<<<<

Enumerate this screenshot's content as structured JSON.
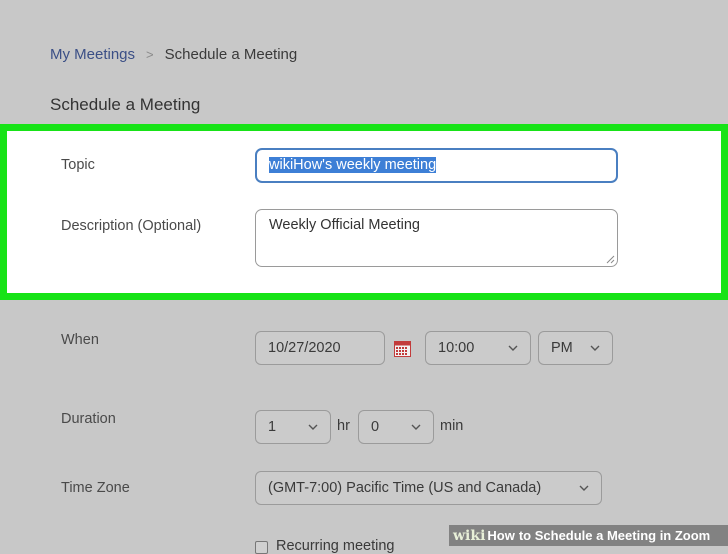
{
  "breadcrumb": {
    "parent": "My Meetings",
    "separator": ">",
    "current": "Schedule a Meeting"
  },
  "page_title": "Schedule a Meeting",
  "form": {
    "topic": {
      "label": "Topic",
      "value": "wikiHow's weekly meeting"
    },
    "description": {
      "label": "Description (Optional)",
      "value": "Weekly Official Meeting"
    },
    "when": {
      "label": "When",
      "date": "10/27/2020",
      "time": "10:00",
      "ampm": "PM"
    },
    "duration": {
      "label": "Duration",
      "hours": "1",
      "hours_unit": "hr",
      "minutes": "0",
      "minutes_unit": "min"
    },
    "timezone": {
      "label": "Time Zone",
      "value": "(GMT-7:00) Pacific Time (US and Canada)"
    },
    "recurring": {
      "label": "Recurring meeting",
      "checked": false
    }
  },
  "watermark": {
    "brand": "wiki",
    "how": "How",
    "text": "to Schedule a Meeting in Zoom"
  },
  "colors": {
    "highlight": "#17e317",
    "link": "#3b4f86",
    "selection": "#3d7fd6",
    "page_background": "#c8c8c8"
  },
  "icons": {
    "calendar": "calendar-icon",
    "dropdown": "chevron-down-icon"
  }
}
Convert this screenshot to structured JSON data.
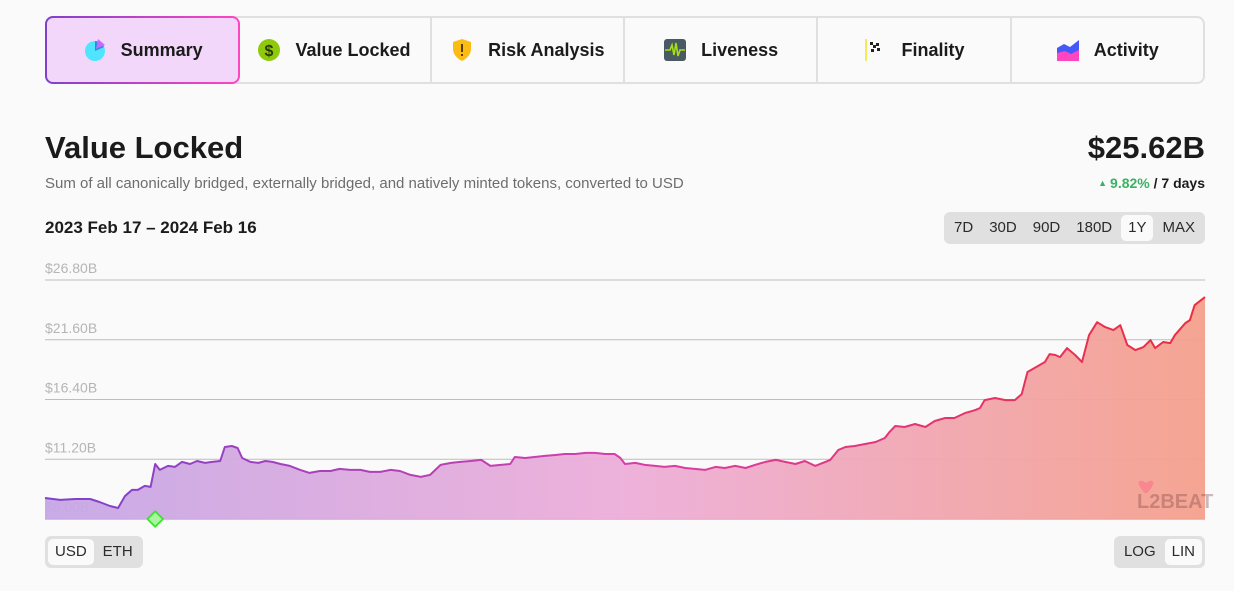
{
  "tabs": [
    {
      "label": "Summary",
      "icon": "pie-chart-icon",
      "active": true
    },
    {
      "label": "Value Locked",
      "icon": "dollar-coin-icon",
      "active": false
    },
    {
      "label": "Risk Analysis",
      "icon": "shield-warning-icon",
      "active": false
    },
    {
      "label": "Liveness",
      "icon": "heartbeat-icon",
      "active": false
    },
    {
      "label": "Finality",
      "icon": "checkered-flag-icon",
      "active": false
    },
    {
      "label": "Activity",
      "icon": "area-chart-icon",
      "active": false
    }
  ],
  "header": {
    "title": "Value Locked",
    "subtitle": "Sum of all canonically bridged, externally bridged, and natively minted tokens, converted to USD",
    "total": "$25.62B",
    "change_arrow": "▲",
    "change_pct": "9.82%",
    "change_period": " / 7 days",
    "date_range": "2023 Feb 17 – 2024 Feb 16"
  },
  "time_ranges": [
    {
      "label": "7D",
      "selected": false
    },
    {
      "label": "30D",
      "selected": false
    },
    {
      "label": "90D",
      "selected": false
    },
    {
      "label": "180D",
      "selected": false
    },
    {
      "label": "1Y",
      "selected": true
    },
    {
      "label": "MAX",
      "selected": false
    }
  ],
  "currency": [
    {
      "label": "USD",
      "selected": true
    },
    {
      "label": "ETH",
      "selected": false
    }
  ],
  "scale": [
    {
      "label": "LOG",
      "selected": false
    },
    {
      "label": "LIN",
      "selected": true
    }
  ],
  "watermark": "L2BEAT",
  "colors": {
    "line_start": "#7e41cc",
    "line_mid": "#d63fa9",
    "line_end": "#ee2c3c",
    "milestone": "#3be32b",
    "positive": "#3bb263"
  },
  "chart_data": {
    "type": "area",
    "title": "Value Locked",
    "xlabel": "",
    "ylabel": "",
    "x_start": "2023-02-17",
    "x_end": "2024-02-16",
    "ylim": [
      6.0,
      26.8
    ],
    "yticks": [
      "$6.00B",
      "$11.20B",
      "$16.40B",
      "$21.60B",
      "$26.80B"
    ],
    "ytick_values": [
      6.0,
      11.2,
      16.4,
      21.6,
      26.8
    ],
    "grid": true,
    "legend": "none",
    "unit": "USD billions",
    "milestone_fraction": 0.095,
    "series": [
      {
        "name": "Value Locked",
        "x_fraction": [
          0,
          0.013,
          0.026,
          0.039,
          0.047,
          0.056,
          0.063,
          0.069,
          0.075,
          0.08,
          0.086,
          0.091,
          0.095,
          0.099,
          0.106,
          0.112,
          0.118,
          0.125,
          0.131,
          0.138,
          0.144,
          0.151,
          0.155,
          0.161,
          0.166,
          0.17,
          0.177,
          0.184,
          0.19,
          0.196,
          0.203,
          0.211,
          0.22,
          0.228,
          0.237,
          0.246,
          0.254,
          0.263,
          0.272,
          0.28,
          0.289,
          0.298,
          0.306,
          0.315,
          0.324,
          0.332,
          0.341,
          0.35,
          0.358,
          0.367,
          0.376,
          0.384,
          0.393,
          0.401,
          0.405,
          0.414,
          0.422,
          0.431,
          0.44,
          0.448,
          0.457,
          0.466,
          0.474,
          0.483,
          0.491,
          0.496,
          0.5,
          0.509,
          0.517,
          0.526,
          0.534,
          0.543,
          0.552,
          0.56,
          0.569,
          0.578,
          0.586,
          0.595,
          0.604,
          0.612,
          0.621,
          0.63,
          0.638,
          0.647,
          0.655,
          0.664,
          0.677,
          0.684,
          0.69,
          0.698,
          0.707,
          0.716,
          0.724,
          0.728,
          0.733,
          0.741,
          0.75,
          0.759,
          0.767,
          0.776,
          0.784,
          0.793,
          0.802,
          0.806,
          0.81,
          0.819,
          0.828,
          0.836,
          0.842,
          0.847,
          0.853,
          0.862,
          0.866,
          0.871,
          0.875,
          0.881,
          0.888,
          0.894,
          0.9,
          0.907,
          0.914,
          0.921,
          0.927,
          0.933,
          0.94,
          0.947,
          0.953,
          0.957,
          0.964,
          0.97,
          0.974,
          0.983,
          0.987,
          0.991,
          1.0
        ],
        "values": [
          7.83,
          7.66,
          7.74,
          7.74,
          7.48,
          7.13,
          6.96,
          8.0,
          8.53,
          8.53,
          8.88,
          8.79,
          10.79,
          10.27,
          10.62,
          10.53,
          10.97,
          10.79,
          11.05,
          10.88,
          10.97,
          11.05,
          12.27,
          12.35,
          12.18,
          11.31,
          10.97,
          10.88,
          11.05,
          10.97,
          10.79,
          10.62,
          10.27,
          10.01,
          10.18,
          10.18,
          10.36,
          10.27,
          10.27,
          10.1,
          10.1,
          10.27,
          10.18,
          9.84,
          9.66,
          9.84,
          10.71,
          10.88,
          10.97,
          11.05,
          11.14,
          10.62,
          10.71,
          10.79,
          11.4,
          11.31,
          11.4,
          11.49,
          11.57,
          11.66,
          11.66,
          11.75,
          11.75,
          11.66,
          11.66,
          11.31,
          10.79,
          10.88,
          10.71,
          10.62,
          10.53,
          10.62,
          10.44,
          10.36,
          10.27,
          10.53,
          10.44,
          10.62,
          10.44,
          10.71,
          10.97,
          11.14,
          10.97,
          10.79,
          11.05,
          10.62,
          11.14,
          12.01,
          12.27,
          12.35,
          12.53,
          12.7,
          13.05,
          13.57,
          14.09,
          14.01,
          14.27,
          14.01,
          14.53,
          14.79,
          14.79,
          15.22,
          15.48,
          15.66,
          16.35,
          16.53,
          16.35,
          16.35,
          16.87,
          18.79,
          19.14,
          19.66,
          20.35,
          20.27,
          20.09,
          20.87,
          20.27,
          19.66,
          22.0,
          23.13,
          22.7,
          22.44,
          22.87,
          21.14,
          20.7,
          20.96,
          21.57,
          20.87,
          21.4,
          21.31,
          22.0,
          23.05,
          23.31,
          24.61,
          25.31,
          25.48
        ]
      }
    ]
  }
}
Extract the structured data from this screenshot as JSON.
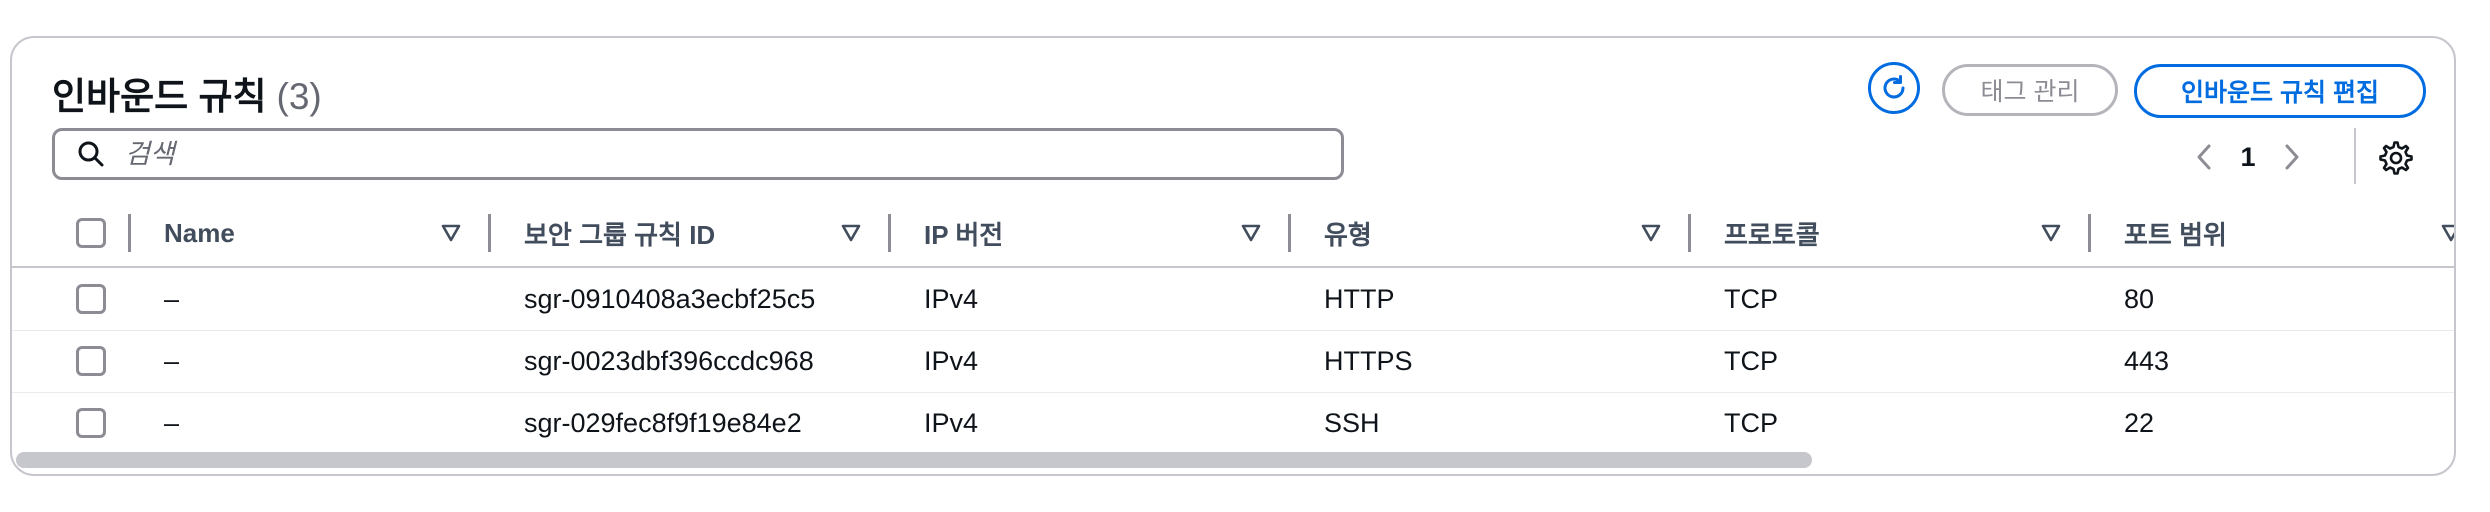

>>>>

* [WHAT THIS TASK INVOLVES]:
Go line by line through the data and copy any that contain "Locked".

* [TASK SOLUTION]:
      "label": "Value Locked",
    "title": "Value Locked",
    "title": "Value Locked",
        "name": "Value Locked",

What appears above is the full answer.